» **What to produce**:
Apart from the pictures, every line below is to be set down exactly.

(Stored items)

:::::

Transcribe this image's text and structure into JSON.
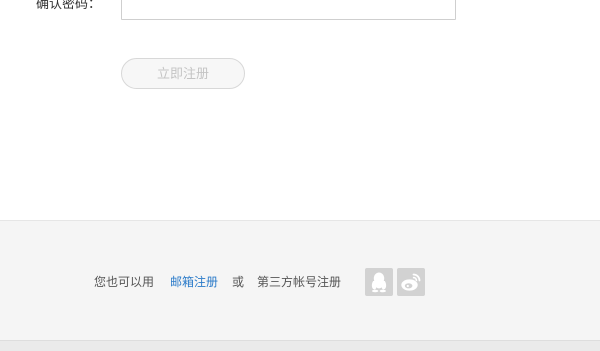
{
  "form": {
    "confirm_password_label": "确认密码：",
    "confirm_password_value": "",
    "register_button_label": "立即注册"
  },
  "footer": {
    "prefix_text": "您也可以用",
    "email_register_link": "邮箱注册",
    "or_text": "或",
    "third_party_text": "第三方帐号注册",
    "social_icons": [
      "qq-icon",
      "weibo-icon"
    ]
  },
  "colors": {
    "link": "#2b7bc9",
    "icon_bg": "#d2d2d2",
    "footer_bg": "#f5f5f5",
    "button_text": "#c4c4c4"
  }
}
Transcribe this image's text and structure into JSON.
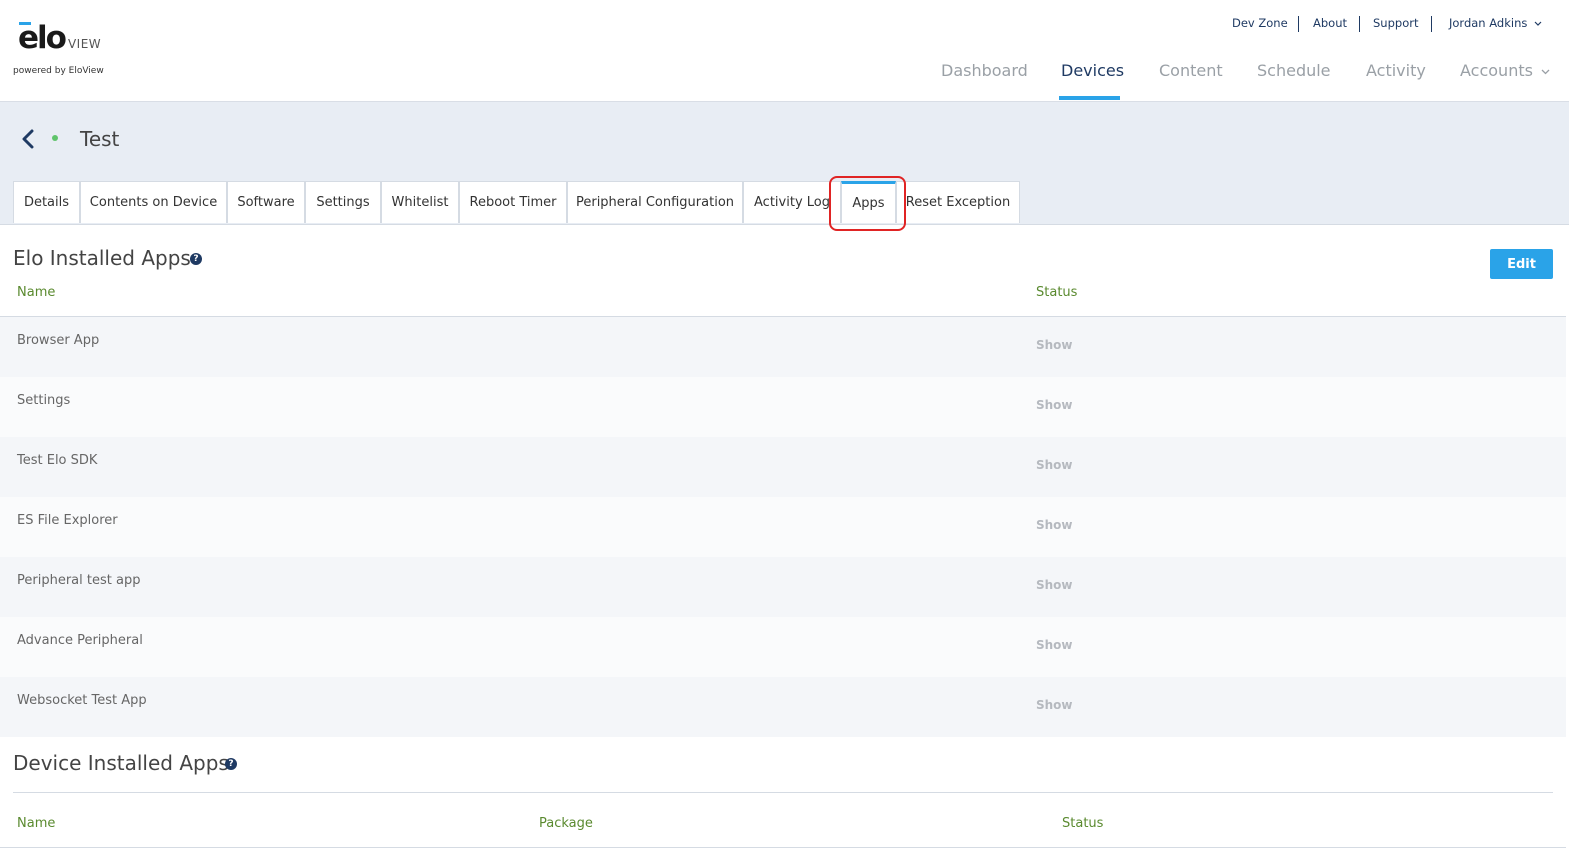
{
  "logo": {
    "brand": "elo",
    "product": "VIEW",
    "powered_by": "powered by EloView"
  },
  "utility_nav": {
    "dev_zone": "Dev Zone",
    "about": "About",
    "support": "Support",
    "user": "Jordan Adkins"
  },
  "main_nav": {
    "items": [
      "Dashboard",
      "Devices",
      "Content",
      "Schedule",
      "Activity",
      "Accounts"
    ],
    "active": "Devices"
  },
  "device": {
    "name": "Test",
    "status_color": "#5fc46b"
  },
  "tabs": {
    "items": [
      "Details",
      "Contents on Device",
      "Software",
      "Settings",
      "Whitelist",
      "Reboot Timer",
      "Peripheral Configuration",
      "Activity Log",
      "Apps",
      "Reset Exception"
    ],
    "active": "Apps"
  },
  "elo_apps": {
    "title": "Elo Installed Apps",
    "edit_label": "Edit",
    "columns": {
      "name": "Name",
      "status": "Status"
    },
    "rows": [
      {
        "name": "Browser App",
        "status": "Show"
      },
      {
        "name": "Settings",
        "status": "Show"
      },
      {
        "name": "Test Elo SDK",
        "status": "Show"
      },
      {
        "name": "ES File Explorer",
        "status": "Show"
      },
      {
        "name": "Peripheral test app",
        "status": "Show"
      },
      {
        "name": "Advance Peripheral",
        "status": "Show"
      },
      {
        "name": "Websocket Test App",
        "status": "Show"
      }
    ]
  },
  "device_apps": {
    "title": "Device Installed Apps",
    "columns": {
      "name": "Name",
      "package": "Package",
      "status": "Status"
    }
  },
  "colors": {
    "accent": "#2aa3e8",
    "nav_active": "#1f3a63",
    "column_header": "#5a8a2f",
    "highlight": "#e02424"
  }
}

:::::

» **Response to the task**:
Transcribe this image's text and structure into JSON.
{
  "form": {
    "confirm_password_label": "确认密码：",
    "confirm_password_value": "",
    "register_button_label": "立即注册"
  },
  "footer": {
    "prefix_text": "您也可以用",
    "email_register_link": "邮箱注册",
    "or_text": "或",
    "third_party_text": "第三方帐号注册",
    "social_icons": [
      "qq-icon",
      "weibo-icon"
    ]
  },
  "colors": {
    "link": "#2b7bc9",
    "icon_bg": "#d2d2d2",
    "footer_bg": "#f5f5f5",
    "button_text": "#c4c4c4"
  }
}
Transcribe this image's text and structure into JSON.
{
  "logo": {
    "brand": "elo",
    "product": "VIEW",
    "powered_by": "powered by EloView"
  },
  "utility_nav": {
    "dev_zone": "Dev Zone",
    "about": "About",
    "support": "Support",
    "user": "Jordan Adkins"
  },
  "main_nav": {
    "items": [
      "Dashboard",
      "Devices",
      "Content",
      "Schedule",
      "Activity",
      "Accounts"
    ],
    "active": "Devices"
  },
  "device": {
    "name": "Test",
    "status_color": "#5fc46b"
  },
  "tabs": {
    "items": [
      "Details",
      "Contents on Device",
      "Software",
      "Settings",
      "Whitelist",
      "Reboot Timer",
      "Peripheral Configuration",
      "Activity Log",
      "Apps",
      "Reset Exception"
    ],
    "active": "Apps"
  },
  "elo_apps": {
    "title": "Elo Installed Apps",
    "edit_label": "Edit",
    "columns": {
      "name": "Name",
      "status": "Status"
    },
    "rows": [
      {
        "name": "Browser App",
        "status": "Show"
      },
      {
        "name": "Settings",
        "status": "Show"
      },
      {
        "name": "Test Elo SDK",
        "status": "Show"
      },
      {
        "name": "ES File Explorer",
        "status": "Show"
      },
      {
        "name": "Peripheral test app",
        "status": "Show"
      },
      {
        "name": "Advance Peripheral",
        "status": "Show"
      },
      {
        "name": "Websocket Test App",
        "status": "Show"
      }
    ]
  },
  "device_apps": {
    "title": "Device Installed Apps",
    "columns": {
      "name": "Name",
      "package": "Package",
      "status": "Status"
    }
  },
  "colors": {
    "accent": "#2aa3e8",
    "nav_active": "#1f3a63",
    "column_header": "#5a8a2f",
    "highlight": "#e02424"
  }
}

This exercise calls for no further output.